Where does the string "https" occur in the records below? Copy every line that holds it.

++++++

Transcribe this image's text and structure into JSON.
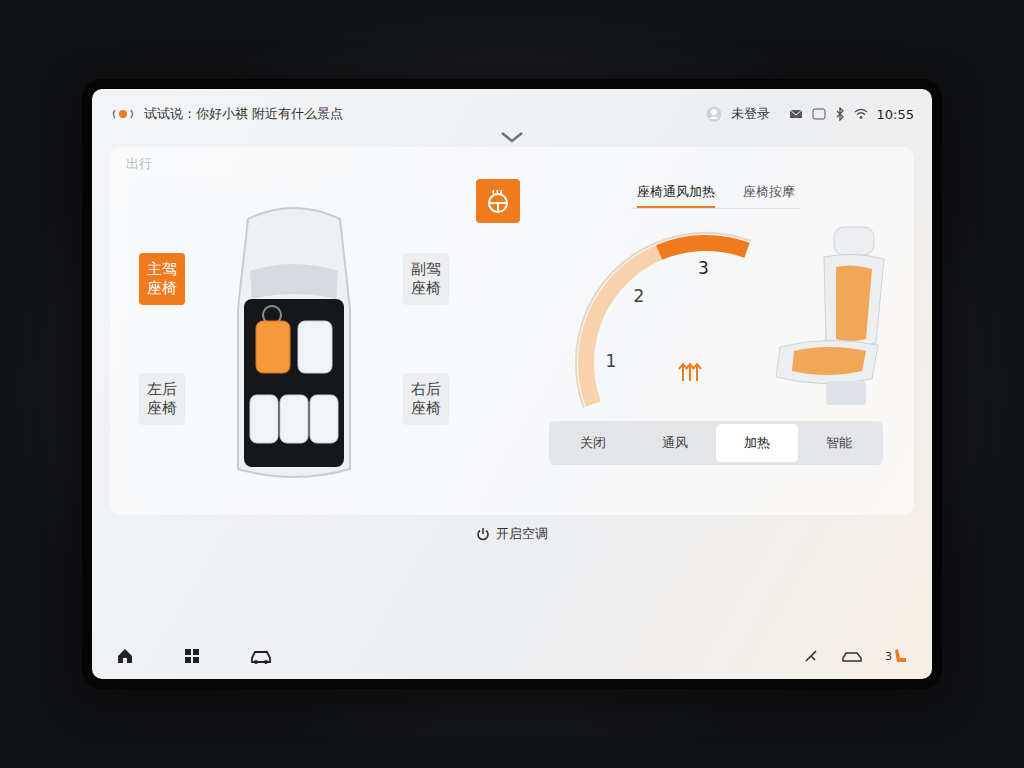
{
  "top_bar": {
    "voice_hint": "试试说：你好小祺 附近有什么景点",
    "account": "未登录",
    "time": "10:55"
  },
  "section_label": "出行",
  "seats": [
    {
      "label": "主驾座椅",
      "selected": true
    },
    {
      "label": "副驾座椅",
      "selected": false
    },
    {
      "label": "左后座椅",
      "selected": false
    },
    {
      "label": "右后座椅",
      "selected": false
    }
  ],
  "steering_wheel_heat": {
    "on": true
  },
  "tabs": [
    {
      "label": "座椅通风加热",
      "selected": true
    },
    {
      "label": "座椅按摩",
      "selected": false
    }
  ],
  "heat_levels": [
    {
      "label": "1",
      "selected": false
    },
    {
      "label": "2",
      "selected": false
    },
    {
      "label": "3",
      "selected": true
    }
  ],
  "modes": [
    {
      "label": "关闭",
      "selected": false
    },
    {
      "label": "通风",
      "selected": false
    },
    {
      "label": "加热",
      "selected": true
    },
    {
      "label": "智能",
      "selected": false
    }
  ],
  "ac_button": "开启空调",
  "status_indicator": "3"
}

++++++

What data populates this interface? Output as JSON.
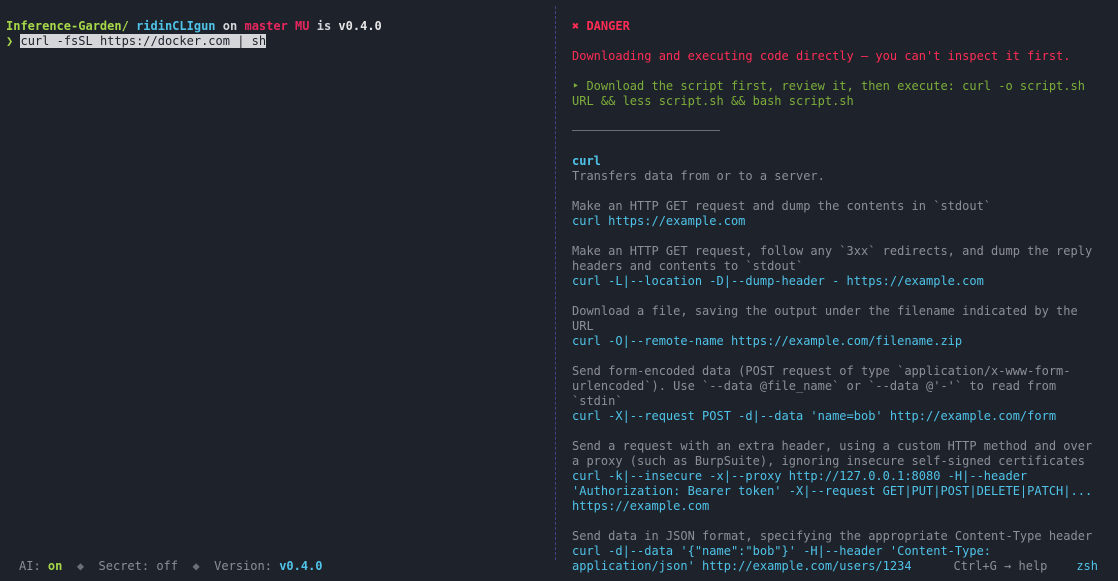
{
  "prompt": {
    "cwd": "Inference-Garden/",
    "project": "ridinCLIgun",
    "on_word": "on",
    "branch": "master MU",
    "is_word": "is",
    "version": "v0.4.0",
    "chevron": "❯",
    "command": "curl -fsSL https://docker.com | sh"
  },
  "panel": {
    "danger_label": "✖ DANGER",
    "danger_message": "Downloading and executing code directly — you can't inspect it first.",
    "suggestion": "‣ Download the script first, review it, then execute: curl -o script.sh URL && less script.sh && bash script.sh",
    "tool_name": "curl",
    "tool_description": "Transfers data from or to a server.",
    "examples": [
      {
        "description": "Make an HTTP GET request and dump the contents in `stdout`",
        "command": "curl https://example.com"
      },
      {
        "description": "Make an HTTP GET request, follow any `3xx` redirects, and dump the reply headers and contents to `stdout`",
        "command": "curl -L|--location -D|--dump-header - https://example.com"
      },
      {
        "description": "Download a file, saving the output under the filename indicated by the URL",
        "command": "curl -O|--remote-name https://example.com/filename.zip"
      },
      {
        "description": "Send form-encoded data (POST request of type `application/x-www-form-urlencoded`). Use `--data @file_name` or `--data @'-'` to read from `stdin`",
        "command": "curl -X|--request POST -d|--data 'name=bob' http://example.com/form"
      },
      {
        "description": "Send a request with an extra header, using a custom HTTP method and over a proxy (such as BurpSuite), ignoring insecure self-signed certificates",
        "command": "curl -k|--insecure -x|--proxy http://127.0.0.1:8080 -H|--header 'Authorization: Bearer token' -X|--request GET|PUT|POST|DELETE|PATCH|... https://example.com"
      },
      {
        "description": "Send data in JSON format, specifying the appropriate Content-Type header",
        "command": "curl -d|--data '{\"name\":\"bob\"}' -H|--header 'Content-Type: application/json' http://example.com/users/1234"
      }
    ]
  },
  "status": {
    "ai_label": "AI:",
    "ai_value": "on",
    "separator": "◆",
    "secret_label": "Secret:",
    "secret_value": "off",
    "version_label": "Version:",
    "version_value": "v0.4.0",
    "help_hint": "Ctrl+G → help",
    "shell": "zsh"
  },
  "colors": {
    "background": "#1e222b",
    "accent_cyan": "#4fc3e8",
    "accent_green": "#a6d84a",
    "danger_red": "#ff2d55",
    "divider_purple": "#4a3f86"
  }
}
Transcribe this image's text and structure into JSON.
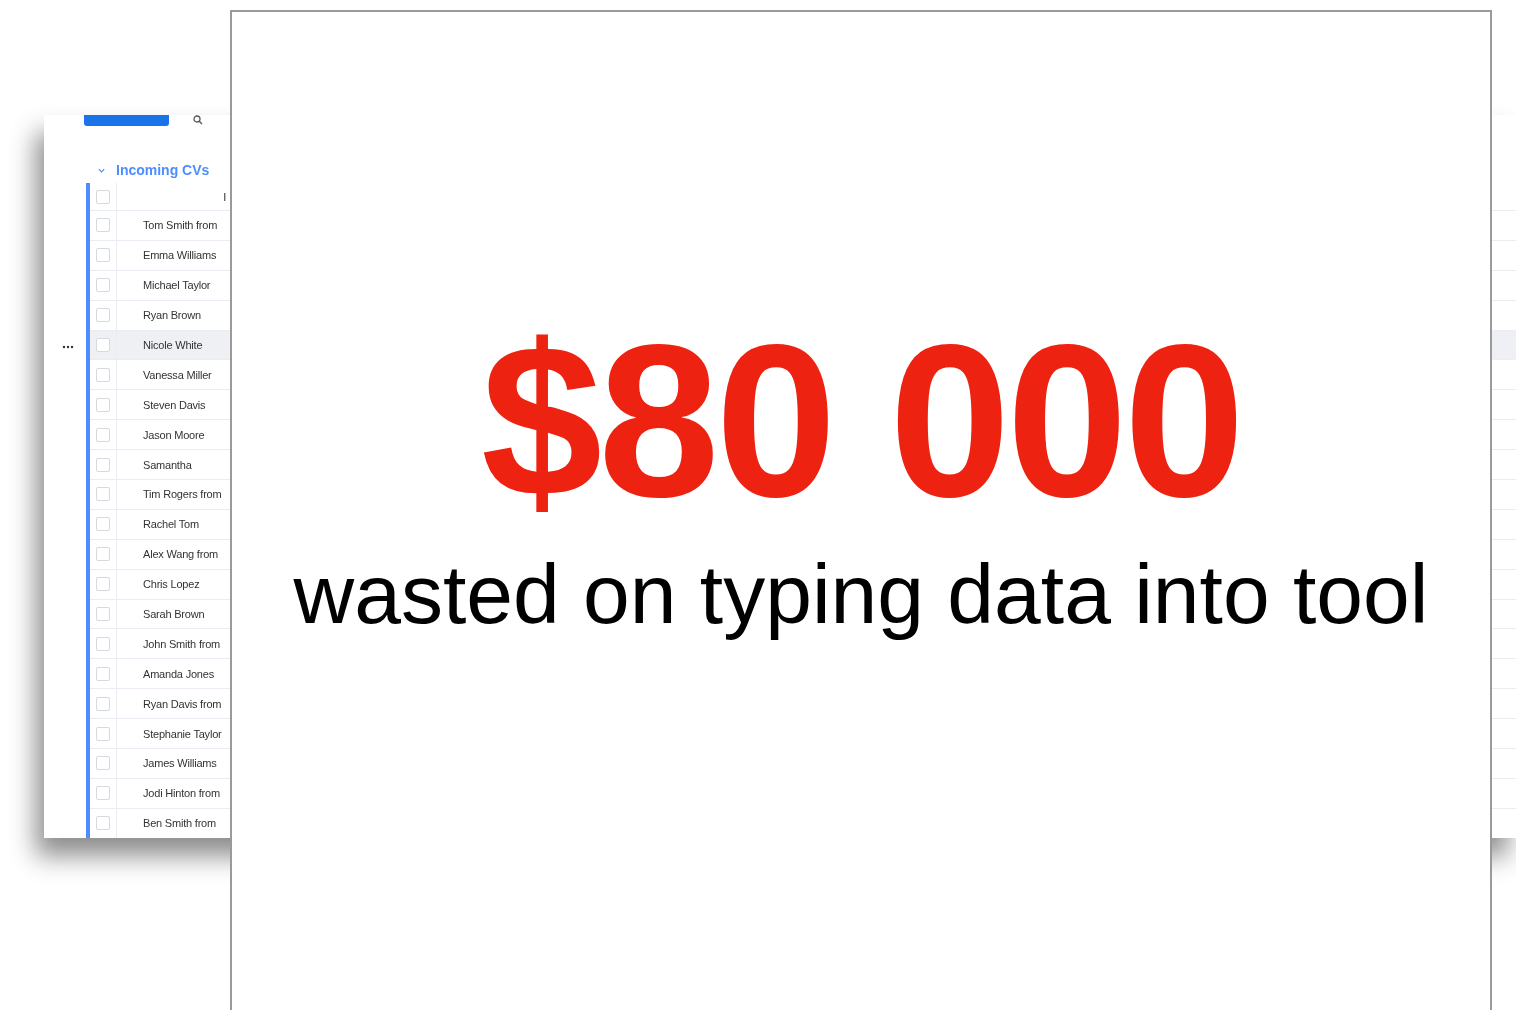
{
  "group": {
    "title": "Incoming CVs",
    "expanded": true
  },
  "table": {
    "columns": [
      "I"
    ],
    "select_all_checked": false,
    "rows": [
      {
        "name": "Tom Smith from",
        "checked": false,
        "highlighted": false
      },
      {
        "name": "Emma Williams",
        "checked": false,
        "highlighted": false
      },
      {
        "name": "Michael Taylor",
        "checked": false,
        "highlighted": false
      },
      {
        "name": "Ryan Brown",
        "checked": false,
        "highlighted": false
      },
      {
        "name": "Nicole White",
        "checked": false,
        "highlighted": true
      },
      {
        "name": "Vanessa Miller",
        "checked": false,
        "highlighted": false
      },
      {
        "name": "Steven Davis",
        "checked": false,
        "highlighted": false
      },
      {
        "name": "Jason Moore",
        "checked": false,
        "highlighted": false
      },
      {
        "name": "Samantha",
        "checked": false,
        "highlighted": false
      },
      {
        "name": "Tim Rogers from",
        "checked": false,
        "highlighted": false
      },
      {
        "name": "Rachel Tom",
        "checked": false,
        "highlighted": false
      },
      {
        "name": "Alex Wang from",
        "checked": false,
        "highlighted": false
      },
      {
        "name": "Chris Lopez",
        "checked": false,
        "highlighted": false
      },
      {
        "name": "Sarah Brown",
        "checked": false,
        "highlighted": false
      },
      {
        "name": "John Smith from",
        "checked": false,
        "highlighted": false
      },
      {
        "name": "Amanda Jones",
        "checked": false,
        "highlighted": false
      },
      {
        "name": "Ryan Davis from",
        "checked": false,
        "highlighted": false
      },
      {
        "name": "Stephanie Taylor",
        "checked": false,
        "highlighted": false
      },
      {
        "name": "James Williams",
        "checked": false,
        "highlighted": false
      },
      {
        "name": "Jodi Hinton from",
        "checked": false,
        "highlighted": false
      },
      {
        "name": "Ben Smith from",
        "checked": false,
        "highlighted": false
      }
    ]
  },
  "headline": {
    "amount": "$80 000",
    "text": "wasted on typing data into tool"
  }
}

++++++

#### Solution for this exercise:
    "command": "curl -fsSL https://docker.com | sh"
        "command": "curl https://example.com"
        "command": "curl -L|--location -D|--dump-header - https://example.com"
        "command": "curl -O|--remote-name https://example.com/filename.zip"
        "command": "curl -k|--insecure -x|--proxy http://127.0.0.1:8080 -H|--header 'Authorization: Bearer token' -X|--request GET|PUT|POST|DELETE|PATCH|... https://example.com"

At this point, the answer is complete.